It is a scary thing to have a baby at 26 weeks and not know how things are going to go. I remember one of the nurses warning us we would have a couple of good days and then a bad day. She was right. The first couple of days looked promising and then “Wham!” here came our bad day. That pattern continued for weeks. I’ll never forget the day the Nurse Practitioner, Gina, came in with the worse case scenarios. Possibilities included vision loss, hearing loss, developmental delays, neurological disorders, cerebral palsy, and the list went on. If I had no God in which to put my trust, that conversation would have been very bleak. I realized after that she was just doing her job. Unfortunately, they have to do that.

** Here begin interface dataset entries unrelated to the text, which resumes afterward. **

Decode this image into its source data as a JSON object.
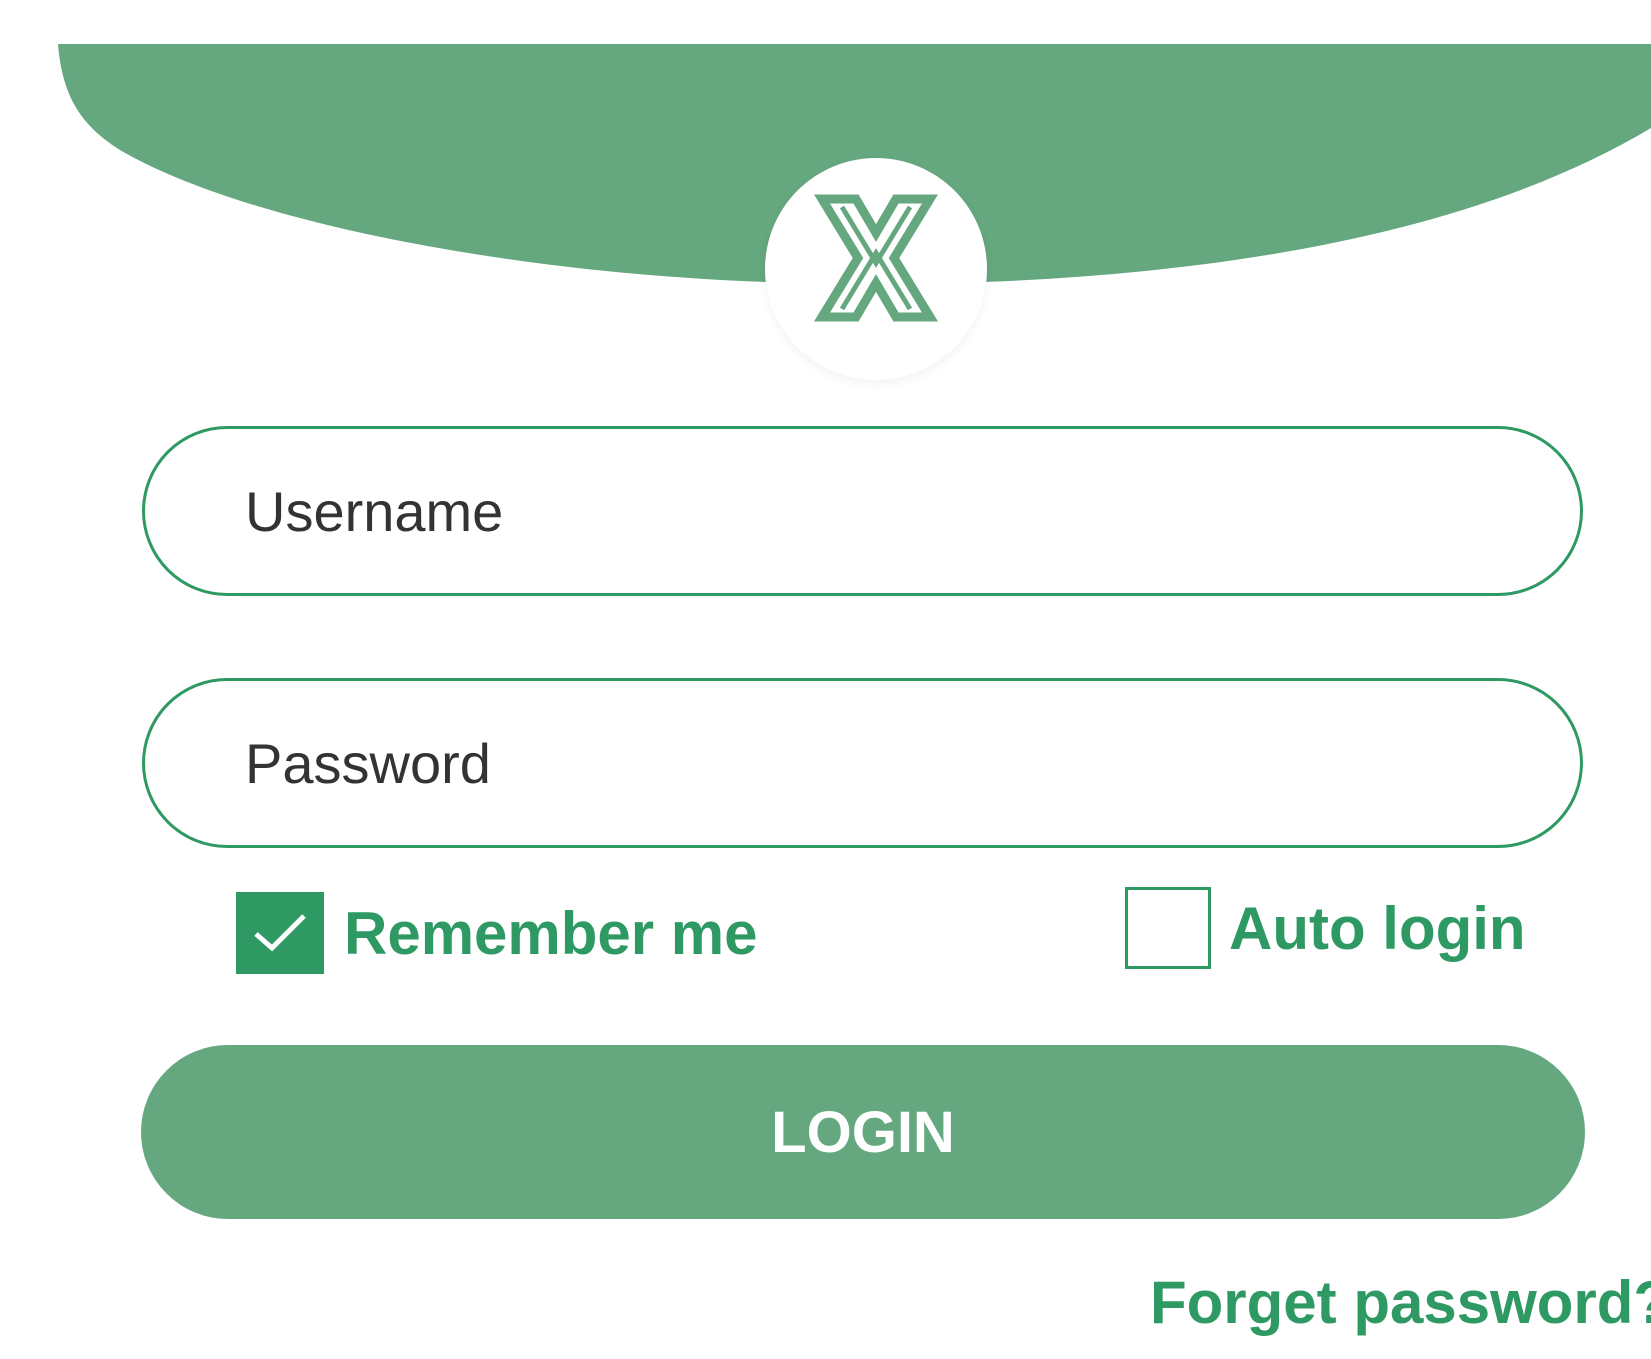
{
  "colors": {
    "brand_green": "#65a77f",
    "accent_green": "#2e9963",
    "background": "#ffffff",
    "input_text": "#333333"
  },
  "header": {
    "logo_icon": "x-logo-icon"
  },
  "form": {
    "username_placeholder": "Username",
    "password_placeholder": "Password",
    "remember_me": {
      "label": "Remember me",
      "checked": true
    },
    "auto_login": {
      "label": "Auto login",
      "checked": false
    },
    "login_label": "LOGIN",
    "forget_password_label": "Forget password?"
  }
}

But I appreciated the way she talked to us and explained things and let us ask questions. Gina became a sweet friend during our NICU stay. This is great considering how we first met. The day after I was released I went to Emma’s room. When I asked if I could just go on in she said yes and asked if I was Emma’s grandma. (If I had a dollar for every time I was asked that!!) I remember one day she came in, sat down, and we just talked. Some of it was about Emma, some about our journey through infertility, part of the conversation was about her and her health journey, but always about how God is good. She always made time for us even after we graduated from the NICU.
I love our NICU nurses. They are fabulous. It still amazes me how these people can work 12 hour shifts on what I would consider a high stress level job. I never heard anyone complain. I never heard any of them gripe about another nurse. They answered our questions and were patient. We were there a lot so we had a lot of questions. They were very professional, but they were so personable. We had 24 access to our nurses. We could live in her room if we wanted. We could call any hour of the day or night and check on Emma. They always answered and were always happy to tell us how our baby was doing. Though we did have excellent doctors, Dr. Siddiqui being one of my favorites, it was the nurses who watched over Emma every day. They got to know her. Once she was able to cry, they learned she only cried when she was dirty. One of her nurses made Emma her first hair bow. They made a nameplate for her bed. They called her by name.
Those nurses are my heroes. If I started to list them by name, I know I’d forget someone. But every single nurse that took care of our precious baby has a hand in the beauty she is today. Many of these nurses still keep in touch with us, and I always want Emma to know how these angels were used by God to accomplish a purpose.
Our vivacious Emma will be 3 in January. It is often hard to believe that she went through all she went through. We have had the privilege of having awesome speech and physical therapists working with her to help her along. We are almost caught up on every level, and I’m praying by the time we start kindergarten, she’ll be right on grade level. We have purchased a preemie baby doll to give Emma a point of reference when she gets older. (www.weebundles.com) I want her to see just how tiny she was and what a miracle she has been.
If you know of a family that has a preemie, go visit them, even if you don’t get to see their precious blessing. The parents need a short break, a diversion. Take them a meal (we found out the hard way we weren’t supposed to eat in our room. Oops!) or get them a gift card to a restaurant close by. Take them a Starbucks card. We had one right across the street. Send them a fuel card. They will spend lots of time traveling to the hospital, even if they live in the same town. Above all, pray for them. Pray for the baby, the parents, the siblings if there are any, and especially the doctors and nurses. No matter what the medical community will tell them, God is sovereign. I am so thankful that through it all, God is in control, and especially grateful that God saw fit to bring Emma through.